Do you want to fill in the blank branches of your family tree? Perhaps your grandparents immigrated to Westmoreland County in the early 1900s. You know the family stories, but dates and places are vague.
The Westmoreland County Historical Society regularly holds genealogy workshops, and now the county prothonotary office also can help.
The prothonotary's office has just put online its naturalization papers for immigrants dating back to 1906.
Anita Zanke, librarian for the historical society, already has made use of the new online information.
"I used it to look up my mother's naturalization papers," said Mrs. Zanke, whose mother came to the United States from Latvia. "My father threw all those papers away. My mother, aunt and great aunt, all became citizens here in 1960. They were sponsored by Vandergrift Mayor Richard Hunger, that's where my mother lived. When I was a child, I remember her bringing home an American flag after the ceremony."
Her mother's name was Zenta Spere, and she came to the United States in 1949, after World War II, fleeing her country after it was invaded by Germans and Russians, Mrs. Zanke said.
"Seeing those papers brought back memories of their difficulties. My great aunt was wounded in the war, and when she fled, she had to leave her children behind. The Red Cross later found a couple of her children, but the two youngest were never found. Seeing that on the naturalization paper, 'whereabouts unknown,' brought that all back to me."
The naturalization papers were handwritten by immigrants as they applied to become U.S. citizens. The papers contain birth dates and places of birth, the date and name of the ship they traveled on to come to the United States, children's names and ages -- even photos.
"One person told us they found in our online naturalization papers the only picture that they had ever seen of their great grandfather," prothonotary Christina O'Brien said.
"We hope these online papers will make it easier for people trying to look up their family history," she said. "It will save them coming into our office, and it preserves the old books we have that have ripped pages."
The naturalization pages can be printed from the online data base.
"We have records for 14,000 immigrants," Mrs. O'Brien said. The records may include a declaration of intention, a petition for naturalization, a certificate of arrival, an oath of allegiance to the United States and an affidavit of witness papers, she said.
The historical society advises those who are researching their family to begin with themselves, Mrs. Zanke said.
Start with yourself
"Write down your own history, your name, birth date and include copies of important documents, such as a birth certificate or death certificate of a parent. Keep those for your children," she said.
"Then work backwards, tracing your parents, and then their parents. Don't try to connect to a Revolutionary War soldier who has your same name. Go back from one generation to the previous one.
"Verify facts, too, such as birth and death dates," she said. "Sometimes there are mistakes on grave tombstones.
"Start with the oral history of your family -- relatives often recorded births and deaths in their family Bible -- or there are census records and cemetery records, church records and property records.
"Westmoreland County has a lot of records, as well -- from wills to marriage licenses to property deeds and tax records," she said.
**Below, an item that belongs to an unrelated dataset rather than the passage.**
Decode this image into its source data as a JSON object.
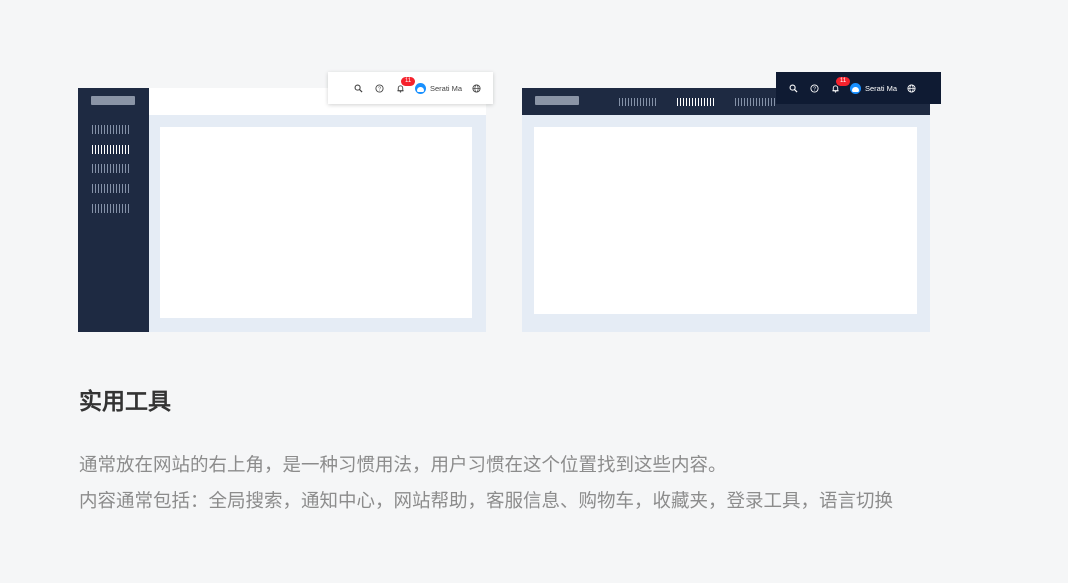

The state has copies of most birth certificates for state residents, but the county courthouse may have early records. State archives may have some information, and national archives contain military service records and pension information, she said.
"One of the things our education coordinator stresses," Mrs. Zanke said, "is not to get hung up on one spelling of an ancestor's name." She gave the example of Joanna Moyer at the historical society, who said her personal research uncovered eight different spellings for her relatives' names.
Another common problem, Mrs. Zanke said, are changing boundary lines.
"You may find records indicating a relative moved from Cumberland County to Bedford County to Westmoreland County. But it turns out they lived at the same place. That's because Westmoreland was created in 1773, and before that it was Bedford and before that it was Cumberland."
Online family history sites, such as ancestry.com, can be helpful. But researchers from the historical society caution that they can have mistakes.
Mrs. Zanke said the historical society normally holds two genealogy workshops each year. In March, it will hold a class for people who have reached a stumbling block in their research. Last year, the society held a class on how to find military records going back to the Revolutionary War.
The society primarily has church records and family records. It also has a researcher who will go to the county recorder of deeds office to help families trace histories through property records.
The society has seen a spike in interest in tracing family ancestors. About 1,000 people a year use the society's library, most for family research.
People from more than 30 states use the society archives each year. That's because Westmoreland County was the gateway to the West, with the National Road -- created in the early 1800s and the first federally improved highway in the nation -- running through the county.
To access Westmoreland County's naturalization papers: www.co.westmoreland.pa.us, click on "elected officials" and then on "prothonotary."
Debra Duncan, freelance writer: email@example.com.